▶ Given information:

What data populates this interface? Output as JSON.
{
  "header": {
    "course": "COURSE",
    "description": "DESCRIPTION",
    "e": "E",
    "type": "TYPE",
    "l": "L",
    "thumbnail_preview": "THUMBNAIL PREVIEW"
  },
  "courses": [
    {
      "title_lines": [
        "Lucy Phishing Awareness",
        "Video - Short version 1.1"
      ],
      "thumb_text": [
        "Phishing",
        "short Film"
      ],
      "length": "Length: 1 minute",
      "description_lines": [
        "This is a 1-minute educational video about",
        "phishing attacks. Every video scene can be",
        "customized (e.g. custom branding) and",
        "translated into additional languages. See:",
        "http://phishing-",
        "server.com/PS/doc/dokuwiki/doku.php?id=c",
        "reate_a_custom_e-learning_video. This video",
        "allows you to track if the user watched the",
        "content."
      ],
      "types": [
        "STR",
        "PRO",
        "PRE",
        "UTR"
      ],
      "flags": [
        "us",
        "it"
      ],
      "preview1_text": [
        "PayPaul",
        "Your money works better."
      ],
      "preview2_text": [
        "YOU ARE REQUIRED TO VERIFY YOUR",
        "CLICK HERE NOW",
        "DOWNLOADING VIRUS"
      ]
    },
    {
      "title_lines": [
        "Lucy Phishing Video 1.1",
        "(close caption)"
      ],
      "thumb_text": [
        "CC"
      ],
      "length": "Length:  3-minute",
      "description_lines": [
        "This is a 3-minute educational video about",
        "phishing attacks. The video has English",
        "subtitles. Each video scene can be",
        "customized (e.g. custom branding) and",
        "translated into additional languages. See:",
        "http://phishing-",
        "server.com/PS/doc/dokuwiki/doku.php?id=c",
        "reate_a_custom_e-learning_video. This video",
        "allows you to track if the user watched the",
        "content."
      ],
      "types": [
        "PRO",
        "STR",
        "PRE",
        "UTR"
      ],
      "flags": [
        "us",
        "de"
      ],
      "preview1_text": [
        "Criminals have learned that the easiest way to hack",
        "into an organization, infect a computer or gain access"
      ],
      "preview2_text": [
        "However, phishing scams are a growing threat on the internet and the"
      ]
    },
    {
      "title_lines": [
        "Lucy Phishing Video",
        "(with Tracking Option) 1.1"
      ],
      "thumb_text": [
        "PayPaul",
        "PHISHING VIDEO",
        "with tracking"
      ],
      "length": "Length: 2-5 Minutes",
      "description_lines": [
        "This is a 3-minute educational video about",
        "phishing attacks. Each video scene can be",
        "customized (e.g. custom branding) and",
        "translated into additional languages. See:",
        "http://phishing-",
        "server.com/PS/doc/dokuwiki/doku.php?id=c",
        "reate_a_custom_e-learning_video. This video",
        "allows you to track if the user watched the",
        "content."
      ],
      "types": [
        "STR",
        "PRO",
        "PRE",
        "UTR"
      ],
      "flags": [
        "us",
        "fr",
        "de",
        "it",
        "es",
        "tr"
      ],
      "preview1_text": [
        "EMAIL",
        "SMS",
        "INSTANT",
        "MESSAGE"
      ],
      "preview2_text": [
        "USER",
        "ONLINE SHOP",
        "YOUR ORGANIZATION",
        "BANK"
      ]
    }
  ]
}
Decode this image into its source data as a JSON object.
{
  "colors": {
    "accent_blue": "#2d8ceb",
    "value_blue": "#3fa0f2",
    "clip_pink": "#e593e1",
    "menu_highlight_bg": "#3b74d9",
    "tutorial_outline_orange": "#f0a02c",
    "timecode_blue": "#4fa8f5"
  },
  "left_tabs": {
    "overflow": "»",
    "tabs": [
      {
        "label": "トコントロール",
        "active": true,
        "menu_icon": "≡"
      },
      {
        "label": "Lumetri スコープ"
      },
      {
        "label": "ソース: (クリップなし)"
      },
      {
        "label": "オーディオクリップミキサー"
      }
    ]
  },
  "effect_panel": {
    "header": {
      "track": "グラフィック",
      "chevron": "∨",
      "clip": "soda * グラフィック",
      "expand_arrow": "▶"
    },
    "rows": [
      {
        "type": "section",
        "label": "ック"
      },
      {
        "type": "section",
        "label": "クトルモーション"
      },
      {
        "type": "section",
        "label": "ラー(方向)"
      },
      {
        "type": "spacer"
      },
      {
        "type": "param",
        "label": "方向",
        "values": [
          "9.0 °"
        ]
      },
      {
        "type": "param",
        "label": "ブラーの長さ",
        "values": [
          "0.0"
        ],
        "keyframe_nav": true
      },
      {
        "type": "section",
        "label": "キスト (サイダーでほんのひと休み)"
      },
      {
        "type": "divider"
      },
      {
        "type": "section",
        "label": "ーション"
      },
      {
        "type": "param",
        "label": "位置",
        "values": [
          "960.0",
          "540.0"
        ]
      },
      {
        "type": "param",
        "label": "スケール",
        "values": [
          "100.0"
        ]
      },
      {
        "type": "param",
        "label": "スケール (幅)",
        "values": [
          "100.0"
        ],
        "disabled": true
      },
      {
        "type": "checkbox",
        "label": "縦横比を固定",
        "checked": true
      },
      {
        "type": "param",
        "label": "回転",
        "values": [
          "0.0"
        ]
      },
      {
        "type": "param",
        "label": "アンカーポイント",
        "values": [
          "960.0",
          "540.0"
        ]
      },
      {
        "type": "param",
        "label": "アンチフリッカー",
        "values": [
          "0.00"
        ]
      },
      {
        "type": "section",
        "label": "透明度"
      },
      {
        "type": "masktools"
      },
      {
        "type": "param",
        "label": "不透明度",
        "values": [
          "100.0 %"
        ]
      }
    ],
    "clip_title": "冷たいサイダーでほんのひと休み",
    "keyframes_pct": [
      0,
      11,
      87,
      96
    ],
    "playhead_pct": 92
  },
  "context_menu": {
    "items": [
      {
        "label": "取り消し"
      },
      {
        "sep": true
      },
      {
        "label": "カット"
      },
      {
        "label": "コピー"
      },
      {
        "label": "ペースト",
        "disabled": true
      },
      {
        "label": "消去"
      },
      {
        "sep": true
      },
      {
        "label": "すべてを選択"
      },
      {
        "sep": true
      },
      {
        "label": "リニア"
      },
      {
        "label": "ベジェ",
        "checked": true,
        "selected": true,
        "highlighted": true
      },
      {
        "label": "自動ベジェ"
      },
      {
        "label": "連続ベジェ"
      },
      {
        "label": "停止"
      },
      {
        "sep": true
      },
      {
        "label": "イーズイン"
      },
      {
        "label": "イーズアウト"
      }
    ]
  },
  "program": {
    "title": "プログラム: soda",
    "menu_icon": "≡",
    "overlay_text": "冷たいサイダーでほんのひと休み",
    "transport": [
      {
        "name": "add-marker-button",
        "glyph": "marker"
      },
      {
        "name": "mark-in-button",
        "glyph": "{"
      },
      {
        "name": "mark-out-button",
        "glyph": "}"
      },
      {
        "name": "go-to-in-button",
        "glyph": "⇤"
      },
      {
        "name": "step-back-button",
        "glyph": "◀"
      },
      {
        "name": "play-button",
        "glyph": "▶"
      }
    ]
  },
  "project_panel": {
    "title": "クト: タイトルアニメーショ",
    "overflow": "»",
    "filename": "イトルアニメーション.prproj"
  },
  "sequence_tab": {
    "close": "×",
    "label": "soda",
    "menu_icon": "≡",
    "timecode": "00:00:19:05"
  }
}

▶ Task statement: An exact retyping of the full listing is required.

▶ Result of this task:
What data populates this interface? Output as JSON.
{
  "header": {
    "course": "COURSE",
    "description": "DESCRIPTION",
    "e": "E",
    "type": "TYPE",
    "l": "L",
    "thumbnail_preview": "THUMBNAIL PREVIEW"
  },
  "courses": [
    {
      "title_lines": [
        "Lucy Phishing Awareness",
        "Video - Short version 1.1"
      ],
      "thumb_text": [
        "Phishing",
        "short Film"
      ],
      "length": "Length: 1 minute",
      "description_lines": [
        "This is a 1-minute educational video about",
        "phishing attacks. Every video scene can be",
        "customized (e.g. custom branding) and",
        "translated into additional languages. See:",
        "http://phishing-",
        "server.com/PS/doc/dokuwiki/doku.php?id=c",
        "reate_a_custom_e-learning_video. This video",
        "allows you to track if the user watched the",
        "content."
      ],
      "types": [
        "STR",
        "PRO",
        "PRE",
        "UTR"
      ],
      "flags": [
        "us",
        "it"
      ],
      "preview1_text": [
        "PayPaul",
        "Your money works better."
      ],
      "preview2_text": [
        "YOU ARE REQUIRED TO VERIFY YOUR",
        "CLICK HERE NOW",
        "DOWNLOADING VIRUS"
      ]
    },
    {
      "title_lines": [
        "Lucy Phishing Video 1.1",
        "(close caption)"
      ],
      "thumb_text": [
        "CC"
      ],
      "length": "Length:  3-minute",
      "description_lines": [
        "This is a 3-minute educational video about",
        "phishing attacks. The video has English",
        "subtitles. Each video scene can be",
        "customized (e.g. custom branding) and",
        "translated into additional languages. See:",
        "http://phishing-",
        "server.com/PS/doc/dokuwiki/doku.php?id=c",
        "reate_a_custom_e-learning_video. This video",
        "allows you to track if the user watched the",
        "content."
      ],
      "types": [
        "PRO",
        "STR",
        "PRE",
        "UTR"
      ],
      "flags": [
        "us",
        "de"
      ],
      "preview1_text": [
        "Criminals have learned that the easiest way to hack",
        "into an organization, infect a computer or gain access"
      ],
      "preview2_text": [
        "However, phishing scams are a growing threat on the internet and the"
      ]
    },
    {
      "title_lines": [
        "Lucy Phishing Video",
        "(with Tracking Option) 1.1"
      ],
      "thumb_text": [
        "PayPaul",
        "PHISHING VIDEO",
        "with tracking"
      ],
      "length": "Length: 2-5 Minutes",
      "description_lines": [
        "This is a 3-minute educational video about",
        "phishing attacks. Each video scene can be",
        "customized (e.g. custom branding) and",
        "translated into additional languages. See:",
        "http://phishing-",
        "server.com/PS/doc/dokuwiki/doku.php?id=c",
        "reate_a_custom_e-learning_video. This video",
        "allows you to track if the user watched the",
        "content."
      ],
      "types": [
        "STR",
        "PRO",
        "PRE",
        "UTR"
      ],
      "flags": [
        "us",
        "fr",
        "de",
        "it",
        "es",
        "tr"
      ],
      "preview1_text": [
        "EMAIL",
        "SMS",
        "INSTANT",
        "MESSAGE"
      ],
      "preview2_text": [
        "USER",
        "ONLINE SHOP",
        "YOUR ORGANIZATION",
        "BANK"
      ]
    }
  ]
}
Decode this image into its source data as a JSON object.
{
  "colors": {
    "accent_blue": "#2d8ceb",
    "value_blue": "#3fa0f2",
    "clip_pink": "#e593e1",
    "menu_highlight_bg": "#3b74d9",
    "tutorial_outline_orange": "#f0a02c",
    "timecode_blue": "#4fa8f5"
  },
  "left_tabs": {
    "overflow": "»",
    "tabs": [
      {
        "label": "トコントロール",
        "active": true,
        "menu_icon": "≡"
      },
      {
        "label": "Lumetri スコープ"
      },
      {
        "label": "ソース: (クリップなし)"
      },
      {
        "label": "オーディオクリップミキサー"
      }
    ]
  },
  "effect_panel": {
    "header": {
      "track": "グラフィック",
      "chevron": "∨",
      "clip": "soda * グラフィック",
      "expand_arrow": "▶"
    },
    "rows": [
      {
        "type": "section",
        "label": "ック"
      },
      {
        "type": "section",
        "label": "クトルモーション"
      },
      {
        "type": "section",
        "label": "ラー(方向)"
      },
      {
        "type": "spacer"
      },
      {
        "type": "param",
        "label": "方向",
        "values": [
          "9.0 °"
        ]
      },
      {
        "type": "param",
        "label": "ブラーの長さ",
        "values": [
          "0.0"
        ],
        "keyframe_nav": true
      },
      {
        "type": "section",
        "label": "キスト (サイダーでほんのひと休み)"
      },
      {
        "type": "divider"
      },
      {
        "type": "section",
        "label": "ーション"
      },
      {
        "type": "param",
        "label": "位置",
        "values": [
          "960.0",
          "540.0"
        ]
      },
      {
        "type": "param",
        "label": "スケール",
        "values": [
          "100.0"
        ]
      },
      {
        "type": "param",
        "label": "スケール (幅)",
        "values": [
          "100.0"
        ],
        "disabled": true
      },
      {
        "type": "checkbox",
        "label": "縦横比を固定",
        "checked": true
      },
      {
        "type": "param",
        "label": "回転",
        "values": [
          "0.0"
        ]
      },
      {
        "type": "param",
        "label": "アンカーポイント",
        "values": [
          "960.0",
          "540.0"
        ]
      },
      {
        "type": "param",
        "label": "アンチフリッカー",
        "values": [
          "0.00"
        ]
      },
      {
        "type": "section",
        "label": "透明度"
      },
      {
        "type": "masktools"
      },
      {
        "type": "param",
        "label": "不透明度",
        "values": [
          "100.0 %"
        ]
      }
    ],
    "clip_title": "冷たいサイダーでほんのひと休み",
    "keyframes_pct": [
      0,
      11,
      87,
      96
    ],
    "playhead_pct": 92
  },
  "context_menu": {
    "items": [
      {
        "label": "取り消し"
      },
      {
        "sep": true
      },
      {
        "label": "カット"
      },
      {
        "label": "コピー"
      },
      {
        "label": "ペースト",
        "disabled": true
      },
      {
        "label": "消去"
      },
      {
        "sep": true
      },
      {
        "label": "すべてを選択"
      },
      {
        "sep": true
      },
      {
        "label": "リニア"
      },
      {
        "label": "ベジェ",
        "checked": true,
        "selected": true,
        "highlighted": true
      },
      {
        "label": "自動ベジェ"
      },
      {
        "label": "連続ベジェ"
      },
      {
        "label": "停止"
      },
      {
        "sep": true
      },
      {
        "label": "イーズイン"
      },
      {
        "label": "イーズアウト"
      }
    ]
  },
  "program": {
    "title": "プログラム: soda",
    "menu_icon": "≡",
    "overlay_text": "冷たいサイダーでほんのひと休み",
    "transport": [
      {
        "name": "add-marker-button",
        "glyph": "marker"
      },
      {
        "name": "mark-in-button",
        "glyph": "{"
      },
      {
        "name": "mark-out-button",
        "glyph": "}"
      },
      {
        "name": "go-to-in-button",
        "glyph": "⇤"
      },
      {
        "name": "step-back-button",
        "glyph": "◀"
      },
      {
        "name": "play-button",
        "glyph": "▶"
      }
    ]
  },
  "project_panel": {
    "title": "クト: タイトルアニメーショ",
    "overflow": "»",
    "filename": "イトルアニメーション.prproj"
  },
  "sequence_tab": {
    "close": "×",
    "label": "soda",
    "menu_icon": "≡",
    "timecode": "00:00:19:05"
  }
}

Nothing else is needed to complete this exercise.